latter techniques have shown to be particularly successful in recent
years for modeling complex interactions associated with wind turbines.
However, the existence of various nonlinearities in the examined issues
and measurement noise requires the adoption of complex and robust
This thesis proposes a framework for data-driven condition-based
maintenance: the objective of this work is to develop anomaly and
failure detection algorithms, that can be later used to provide
maintenance on condition. To this end, an unsupervised learning method
is provided, involving several feedforward (FNN) or recurrent (RNN) type
auto-encoder (AE) neural network models.
The dataset of this work was provided by Sirius s.r.l., a partner of
important companies in the world of renewable energies. The SCADA data,
belonging to various wind farms located in southern Italy, is collected
every 10 minutes from mechanical and thermic sensors measurements. The
considered problem also includes different turbine designs, with
distinct geometrical and mechanical features.
In the process, data from SCADA systems is acquired and clustered based
on WTGs performances, relying on key performance indicators, states of
the turbines, and alarms. The best-performing time sequences are then
selected as inputs for the subsequent training phase. In an unsupervised
learning manner, several AE models are trained in a multivariate time
series reconstruction task. During this phase, the models learn a robust
latent representation of the time series key features. When used on
unseen data, the algorithm will reconstruct the provided input sequences
and the reconstruction error is then analyzed for anomaly detection.
In this study, the different autoencoder models will then be exposed to
different regularization approaches, such as dropout and de-noise
autoencoder (DAE), to evaluate the different robustness of the models

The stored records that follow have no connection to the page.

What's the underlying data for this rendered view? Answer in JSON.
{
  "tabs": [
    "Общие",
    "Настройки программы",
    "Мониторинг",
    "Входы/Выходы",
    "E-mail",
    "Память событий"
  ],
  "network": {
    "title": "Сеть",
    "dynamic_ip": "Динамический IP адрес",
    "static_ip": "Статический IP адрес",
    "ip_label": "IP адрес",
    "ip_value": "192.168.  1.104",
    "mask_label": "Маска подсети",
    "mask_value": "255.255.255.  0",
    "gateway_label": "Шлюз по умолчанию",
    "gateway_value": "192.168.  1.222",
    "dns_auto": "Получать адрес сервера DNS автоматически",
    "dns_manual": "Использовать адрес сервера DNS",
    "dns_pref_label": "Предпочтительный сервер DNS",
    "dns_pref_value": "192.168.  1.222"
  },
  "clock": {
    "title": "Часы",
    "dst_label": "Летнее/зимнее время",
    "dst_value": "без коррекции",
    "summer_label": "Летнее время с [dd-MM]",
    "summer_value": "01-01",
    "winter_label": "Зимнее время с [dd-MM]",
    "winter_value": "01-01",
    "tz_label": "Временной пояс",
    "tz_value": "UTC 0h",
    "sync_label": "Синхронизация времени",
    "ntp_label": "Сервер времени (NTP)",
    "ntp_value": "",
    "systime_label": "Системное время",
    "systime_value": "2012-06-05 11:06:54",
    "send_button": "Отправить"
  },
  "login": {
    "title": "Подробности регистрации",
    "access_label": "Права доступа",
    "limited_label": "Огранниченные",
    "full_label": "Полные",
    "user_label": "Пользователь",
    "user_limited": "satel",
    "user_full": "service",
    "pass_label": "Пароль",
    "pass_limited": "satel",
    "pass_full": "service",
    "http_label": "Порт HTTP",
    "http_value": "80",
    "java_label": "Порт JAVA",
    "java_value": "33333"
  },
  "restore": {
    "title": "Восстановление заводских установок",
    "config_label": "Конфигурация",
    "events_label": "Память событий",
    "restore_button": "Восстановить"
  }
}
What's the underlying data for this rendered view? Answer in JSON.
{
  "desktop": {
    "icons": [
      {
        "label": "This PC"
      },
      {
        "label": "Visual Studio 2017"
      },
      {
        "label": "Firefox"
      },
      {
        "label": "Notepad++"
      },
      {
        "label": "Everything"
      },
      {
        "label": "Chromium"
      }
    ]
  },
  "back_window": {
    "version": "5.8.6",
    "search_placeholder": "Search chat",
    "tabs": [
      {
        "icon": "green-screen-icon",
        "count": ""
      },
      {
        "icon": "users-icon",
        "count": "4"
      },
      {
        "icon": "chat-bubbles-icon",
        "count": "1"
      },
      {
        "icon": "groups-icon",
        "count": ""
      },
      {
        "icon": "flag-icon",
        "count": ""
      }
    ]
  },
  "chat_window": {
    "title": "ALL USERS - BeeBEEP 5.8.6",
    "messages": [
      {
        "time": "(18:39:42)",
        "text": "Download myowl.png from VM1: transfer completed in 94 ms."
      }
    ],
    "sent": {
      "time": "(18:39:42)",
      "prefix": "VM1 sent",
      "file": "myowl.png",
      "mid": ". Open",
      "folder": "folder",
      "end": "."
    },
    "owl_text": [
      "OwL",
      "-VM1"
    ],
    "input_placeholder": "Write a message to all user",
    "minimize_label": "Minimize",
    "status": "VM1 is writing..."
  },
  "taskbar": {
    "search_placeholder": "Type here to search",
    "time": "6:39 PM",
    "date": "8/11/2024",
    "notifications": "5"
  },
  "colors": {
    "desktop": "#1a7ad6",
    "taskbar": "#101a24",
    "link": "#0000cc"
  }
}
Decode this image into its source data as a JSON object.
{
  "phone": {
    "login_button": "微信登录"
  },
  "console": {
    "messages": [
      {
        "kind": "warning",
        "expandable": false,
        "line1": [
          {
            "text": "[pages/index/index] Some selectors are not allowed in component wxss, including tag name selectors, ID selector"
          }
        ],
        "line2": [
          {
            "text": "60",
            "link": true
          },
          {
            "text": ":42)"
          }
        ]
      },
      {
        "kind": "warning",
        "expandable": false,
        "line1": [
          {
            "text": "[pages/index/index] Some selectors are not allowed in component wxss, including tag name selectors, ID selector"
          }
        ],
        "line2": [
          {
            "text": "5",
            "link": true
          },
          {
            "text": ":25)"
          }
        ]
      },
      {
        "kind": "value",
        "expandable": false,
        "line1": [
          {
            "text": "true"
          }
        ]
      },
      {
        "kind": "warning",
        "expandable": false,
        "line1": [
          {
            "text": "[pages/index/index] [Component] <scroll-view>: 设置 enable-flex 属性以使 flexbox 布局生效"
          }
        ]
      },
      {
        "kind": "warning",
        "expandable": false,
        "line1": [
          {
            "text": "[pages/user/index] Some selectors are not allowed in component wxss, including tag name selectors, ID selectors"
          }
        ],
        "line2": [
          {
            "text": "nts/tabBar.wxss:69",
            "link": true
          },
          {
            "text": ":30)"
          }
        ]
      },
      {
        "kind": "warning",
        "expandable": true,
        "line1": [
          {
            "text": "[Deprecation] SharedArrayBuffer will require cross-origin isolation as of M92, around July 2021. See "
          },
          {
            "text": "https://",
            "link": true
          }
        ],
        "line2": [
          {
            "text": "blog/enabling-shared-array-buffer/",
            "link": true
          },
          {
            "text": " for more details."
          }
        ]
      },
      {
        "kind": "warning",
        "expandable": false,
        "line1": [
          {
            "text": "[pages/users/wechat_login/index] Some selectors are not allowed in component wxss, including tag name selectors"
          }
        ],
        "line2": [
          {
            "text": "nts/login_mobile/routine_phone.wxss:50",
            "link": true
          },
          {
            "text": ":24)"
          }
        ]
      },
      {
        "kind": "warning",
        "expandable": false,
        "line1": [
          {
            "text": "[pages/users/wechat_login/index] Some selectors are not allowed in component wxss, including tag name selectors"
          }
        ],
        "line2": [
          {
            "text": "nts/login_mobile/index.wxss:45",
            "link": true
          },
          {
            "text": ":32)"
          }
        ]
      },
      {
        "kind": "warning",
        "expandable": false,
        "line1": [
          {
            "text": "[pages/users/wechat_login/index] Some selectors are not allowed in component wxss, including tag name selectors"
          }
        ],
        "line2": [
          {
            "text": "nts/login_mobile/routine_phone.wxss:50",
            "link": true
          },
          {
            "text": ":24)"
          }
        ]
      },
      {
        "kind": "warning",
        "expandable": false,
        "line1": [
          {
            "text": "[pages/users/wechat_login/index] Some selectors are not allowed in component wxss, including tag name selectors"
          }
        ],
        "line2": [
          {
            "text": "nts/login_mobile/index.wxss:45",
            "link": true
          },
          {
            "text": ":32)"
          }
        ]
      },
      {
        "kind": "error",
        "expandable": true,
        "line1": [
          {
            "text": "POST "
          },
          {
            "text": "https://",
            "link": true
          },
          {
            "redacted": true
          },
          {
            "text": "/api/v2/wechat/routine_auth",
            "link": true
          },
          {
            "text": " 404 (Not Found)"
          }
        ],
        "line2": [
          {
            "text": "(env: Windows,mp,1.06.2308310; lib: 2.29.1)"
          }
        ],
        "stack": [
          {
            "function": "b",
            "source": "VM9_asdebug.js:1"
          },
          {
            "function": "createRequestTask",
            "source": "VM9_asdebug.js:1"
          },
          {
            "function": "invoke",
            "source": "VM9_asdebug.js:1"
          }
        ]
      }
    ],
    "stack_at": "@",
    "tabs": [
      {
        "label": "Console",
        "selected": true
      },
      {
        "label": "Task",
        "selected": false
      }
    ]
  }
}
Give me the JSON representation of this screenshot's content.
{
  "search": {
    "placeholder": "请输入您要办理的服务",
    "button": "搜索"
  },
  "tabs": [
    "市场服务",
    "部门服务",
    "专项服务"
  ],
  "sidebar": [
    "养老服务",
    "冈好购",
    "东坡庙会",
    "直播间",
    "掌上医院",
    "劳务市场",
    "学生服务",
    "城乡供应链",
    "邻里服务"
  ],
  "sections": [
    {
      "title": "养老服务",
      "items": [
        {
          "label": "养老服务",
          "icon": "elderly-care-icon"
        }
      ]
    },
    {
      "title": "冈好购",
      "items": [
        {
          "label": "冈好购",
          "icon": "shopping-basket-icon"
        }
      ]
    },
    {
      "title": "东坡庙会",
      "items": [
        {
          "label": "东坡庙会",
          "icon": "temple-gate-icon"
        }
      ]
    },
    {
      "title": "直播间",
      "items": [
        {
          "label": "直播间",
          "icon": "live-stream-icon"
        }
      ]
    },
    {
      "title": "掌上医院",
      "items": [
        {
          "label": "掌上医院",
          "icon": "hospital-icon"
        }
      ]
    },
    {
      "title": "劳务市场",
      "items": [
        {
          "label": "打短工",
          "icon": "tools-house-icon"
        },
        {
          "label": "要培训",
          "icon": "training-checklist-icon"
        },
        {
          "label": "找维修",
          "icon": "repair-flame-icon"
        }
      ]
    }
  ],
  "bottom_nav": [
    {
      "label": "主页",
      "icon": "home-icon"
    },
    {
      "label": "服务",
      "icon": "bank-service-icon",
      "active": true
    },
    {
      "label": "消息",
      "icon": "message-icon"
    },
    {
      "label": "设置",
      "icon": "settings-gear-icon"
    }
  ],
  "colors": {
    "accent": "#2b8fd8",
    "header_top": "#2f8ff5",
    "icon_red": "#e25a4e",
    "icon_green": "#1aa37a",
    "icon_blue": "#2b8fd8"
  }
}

produced. The various AE architectures are then tested in a simulated
benchmark environment, in which anomalies, noises, and faulty behaviors
are injected in order to be detected. The most promising models are then
employed in a real-world test case, where previously labeled WTG
critical events must be detected. The objective of the analysis will not
only be to detect adverse events, but also to correctly identify the
measures and subsystems implicated in the anomalies.
With this study, the efficacy of data-driven AI-powered ways to acquire
evaluations on the existence and nature of anomalies has been
demonstrated. Also, the efficacy of the method permits an evaluation of
the performance of wind farms and their subsystems.